When I was growing up, and even not so very long ago, friendships were a complicated thing for me – always mired in the deep-seated belief that nobody really wanted to hear from me, that I was probably last in line of others’ series of really good friends, and therefore didn’t really need to put in a lot of effort in regards to communication or special events. Then, when I missed out on something, it was easy to say, “See? They didn’t really need me around anyway. I just wasn’t cut out to have a lot of friends. I’m too (busy, independent, awkward, quirky) to hang out, anyway.”
But lately, I’d say over the last few years, I’ve come to realize just how lucky I am to have a handful of really GOOD friends whom I treasure. If we don’t talk in more than a week I miss them – and I call them to let them know! I keep up to date on their lives and am genuinely interested/concerned in the latest developments. I have standing weekly Friday-night cocktail hour and daily Instant Messenger chats. Traveling across the country last year for the debut of my friend’s first written play never required a second guess. I have a key to my girlfriend’s house so I can check in on their dog when they leave for the weekends. On rainy Sundays I take coffee and pastry to her house to visit so she doesn’t have to bundle up her new baby (to whom I’m “auntie,” which is just the most heartwarming title in the world). And just the other day, my hairdresser invited me to a girls-only monthly wine tasting get-together.

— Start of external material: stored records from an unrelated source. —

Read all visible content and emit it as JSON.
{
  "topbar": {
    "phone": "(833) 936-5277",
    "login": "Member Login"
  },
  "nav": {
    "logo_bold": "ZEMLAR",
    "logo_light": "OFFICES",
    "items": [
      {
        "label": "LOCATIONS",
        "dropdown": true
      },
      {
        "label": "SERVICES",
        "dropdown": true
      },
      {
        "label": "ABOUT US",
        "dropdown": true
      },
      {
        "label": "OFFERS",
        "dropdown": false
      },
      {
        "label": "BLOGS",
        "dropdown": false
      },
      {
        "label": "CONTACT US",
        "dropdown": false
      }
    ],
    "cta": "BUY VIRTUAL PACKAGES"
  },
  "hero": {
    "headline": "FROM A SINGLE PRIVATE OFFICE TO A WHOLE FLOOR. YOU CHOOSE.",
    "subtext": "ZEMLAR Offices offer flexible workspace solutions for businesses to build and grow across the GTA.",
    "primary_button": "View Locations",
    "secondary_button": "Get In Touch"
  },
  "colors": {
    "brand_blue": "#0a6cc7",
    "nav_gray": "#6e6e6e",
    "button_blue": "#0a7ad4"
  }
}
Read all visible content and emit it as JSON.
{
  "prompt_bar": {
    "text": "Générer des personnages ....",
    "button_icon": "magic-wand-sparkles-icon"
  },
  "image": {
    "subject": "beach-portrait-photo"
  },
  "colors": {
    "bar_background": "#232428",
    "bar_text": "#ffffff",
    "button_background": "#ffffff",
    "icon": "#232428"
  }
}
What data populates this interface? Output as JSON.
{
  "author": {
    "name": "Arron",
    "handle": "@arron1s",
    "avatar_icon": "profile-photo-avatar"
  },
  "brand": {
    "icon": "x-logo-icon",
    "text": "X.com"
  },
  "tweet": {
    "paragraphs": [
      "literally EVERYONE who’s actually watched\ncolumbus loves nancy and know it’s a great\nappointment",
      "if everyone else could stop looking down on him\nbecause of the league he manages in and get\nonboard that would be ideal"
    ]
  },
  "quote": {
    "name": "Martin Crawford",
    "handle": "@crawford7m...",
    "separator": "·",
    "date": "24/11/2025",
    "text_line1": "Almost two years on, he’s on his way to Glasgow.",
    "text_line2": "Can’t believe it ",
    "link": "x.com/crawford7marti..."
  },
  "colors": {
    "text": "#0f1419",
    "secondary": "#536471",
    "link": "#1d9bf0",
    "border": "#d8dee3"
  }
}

For some women, this would fall under the category of No Big Whoop. Some women are social animals. Me, well…I thought I wasn’t, but maybe I just needed a little more confidence. And, to be honest, I needed a little less self-absorption. Now, it’s less about trying to be my awesomest and hoping people like me. Truly, the more I care for these amazing people and genuinely need to know about their lives, the less I care about whether they really want to hear from me. Now I just know that they do. And if they’re too busy, it’s nothing personal; it’s life.
I don’t know a whole lot about what caused this shift in my view of myself and my friends, but I’m certain it has a lot to do with my roommate mother-in-law. I’ve experienced first-hand her genuine character, her caring for long-term friends, the mirth with which she tells stories of my husband and his brother growing up on their cul-de-sac with the family-like neighbors with whom she still keeps in contact.
I have transitioned out of the superficial friendship, where small talk (and, subsequently judgment, both of myself and the friend) is required at every encounter. It’s a version of friendship I’d never witnessed before but that I now see myself cultivating among my dearest comrades (a lot of this blog I fear is going to be about examining the not-too-endearing qualities I gleaned from my own mother, from whom I’ve been estranged for a little over two years).
At any rate, I am so very thankful for the dear friendships I have and am apparently still finding. This very grownup feeling of getting more joy out of what I put in than what I take out ain’t so bad, either.